Please show every line from the entries that carries the word "nActuator".

Segment Start: Material shown

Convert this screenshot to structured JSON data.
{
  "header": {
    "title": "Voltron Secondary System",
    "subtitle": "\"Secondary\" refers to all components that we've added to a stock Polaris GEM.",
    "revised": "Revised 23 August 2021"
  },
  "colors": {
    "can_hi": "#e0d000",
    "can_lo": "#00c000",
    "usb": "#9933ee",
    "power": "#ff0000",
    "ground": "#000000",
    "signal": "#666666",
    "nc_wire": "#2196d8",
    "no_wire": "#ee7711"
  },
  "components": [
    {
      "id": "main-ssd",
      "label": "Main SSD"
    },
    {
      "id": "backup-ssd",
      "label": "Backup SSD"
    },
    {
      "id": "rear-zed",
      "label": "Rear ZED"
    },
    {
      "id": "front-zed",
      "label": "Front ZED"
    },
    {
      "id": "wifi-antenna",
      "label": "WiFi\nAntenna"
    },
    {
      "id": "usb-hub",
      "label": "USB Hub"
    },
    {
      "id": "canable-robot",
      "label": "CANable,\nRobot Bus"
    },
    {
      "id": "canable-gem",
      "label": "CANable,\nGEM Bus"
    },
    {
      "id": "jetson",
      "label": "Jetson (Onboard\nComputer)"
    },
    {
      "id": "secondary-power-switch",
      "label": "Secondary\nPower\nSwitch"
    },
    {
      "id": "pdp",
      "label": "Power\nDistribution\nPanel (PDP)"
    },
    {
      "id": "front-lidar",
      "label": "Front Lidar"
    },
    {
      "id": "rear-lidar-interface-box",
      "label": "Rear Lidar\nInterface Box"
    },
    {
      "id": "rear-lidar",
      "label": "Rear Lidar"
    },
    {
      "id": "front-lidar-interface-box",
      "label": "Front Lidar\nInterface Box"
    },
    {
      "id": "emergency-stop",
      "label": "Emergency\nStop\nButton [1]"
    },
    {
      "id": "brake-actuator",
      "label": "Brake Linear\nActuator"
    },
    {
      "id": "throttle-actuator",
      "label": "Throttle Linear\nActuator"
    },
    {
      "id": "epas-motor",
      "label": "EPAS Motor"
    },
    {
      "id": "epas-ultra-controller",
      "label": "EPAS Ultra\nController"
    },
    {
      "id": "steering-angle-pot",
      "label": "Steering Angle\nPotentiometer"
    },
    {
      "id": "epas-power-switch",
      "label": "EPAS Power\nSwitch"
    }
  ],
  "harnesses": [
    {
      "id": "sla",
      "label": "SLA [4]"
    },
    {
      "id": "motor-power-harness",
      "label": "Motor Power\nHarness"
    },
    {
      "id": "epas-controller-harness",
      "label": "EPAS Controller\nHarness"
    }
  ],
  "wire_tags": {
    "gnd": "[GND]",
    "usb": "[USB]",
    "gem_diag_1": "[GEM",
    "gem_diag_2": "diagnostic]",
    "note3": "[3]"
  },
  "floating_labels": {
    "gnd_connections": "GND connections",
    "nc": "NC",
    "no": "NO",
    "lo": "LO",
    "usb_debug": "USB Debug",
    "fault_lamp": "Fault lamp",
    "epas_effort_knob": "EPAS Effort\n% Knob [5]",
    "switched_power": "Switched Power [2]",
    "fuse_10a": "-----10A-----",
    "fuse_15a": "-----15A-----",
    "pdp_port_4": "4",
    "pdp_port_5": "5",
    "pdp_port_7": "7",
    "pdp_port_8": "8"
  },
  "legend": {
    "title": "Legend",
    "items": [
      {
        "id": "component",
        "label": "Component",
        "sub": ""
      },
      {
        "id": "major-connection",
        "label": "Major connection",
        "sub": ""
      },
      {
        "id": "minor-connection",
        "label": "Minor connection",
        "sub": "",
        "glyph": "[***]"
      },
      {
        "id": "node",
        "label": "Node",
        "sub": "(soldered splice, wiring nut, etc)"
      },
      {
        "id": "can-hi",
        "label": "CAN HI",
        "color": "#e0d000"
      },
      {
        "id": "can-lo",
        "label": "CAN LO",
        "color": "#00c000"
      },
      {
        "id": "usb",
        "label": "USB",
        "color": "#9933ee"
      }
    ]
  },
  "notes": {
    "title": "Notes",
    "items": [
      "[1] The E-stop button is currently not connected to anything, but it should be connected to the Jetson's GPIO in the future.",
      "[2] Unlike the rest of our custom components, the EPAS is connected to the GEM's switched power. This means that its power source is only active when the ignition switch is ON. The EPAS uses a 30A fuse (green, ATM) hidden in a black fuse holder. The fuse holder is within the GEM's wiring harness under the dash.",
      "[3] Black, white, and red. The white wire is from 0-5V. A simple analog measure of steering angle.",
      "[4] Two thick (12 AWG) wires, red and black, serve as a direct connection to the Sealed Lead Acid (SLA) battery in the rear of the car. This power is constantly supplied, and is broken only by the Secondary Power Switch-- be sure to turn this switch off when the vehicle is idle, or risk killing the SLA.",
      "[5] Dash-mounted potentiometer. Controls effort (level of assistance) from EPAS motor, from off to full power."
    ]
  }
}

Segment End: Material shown

[Response area]
      "label": "Brake Linear\nActuator"
      "label": "Throttle Linear\nActuator"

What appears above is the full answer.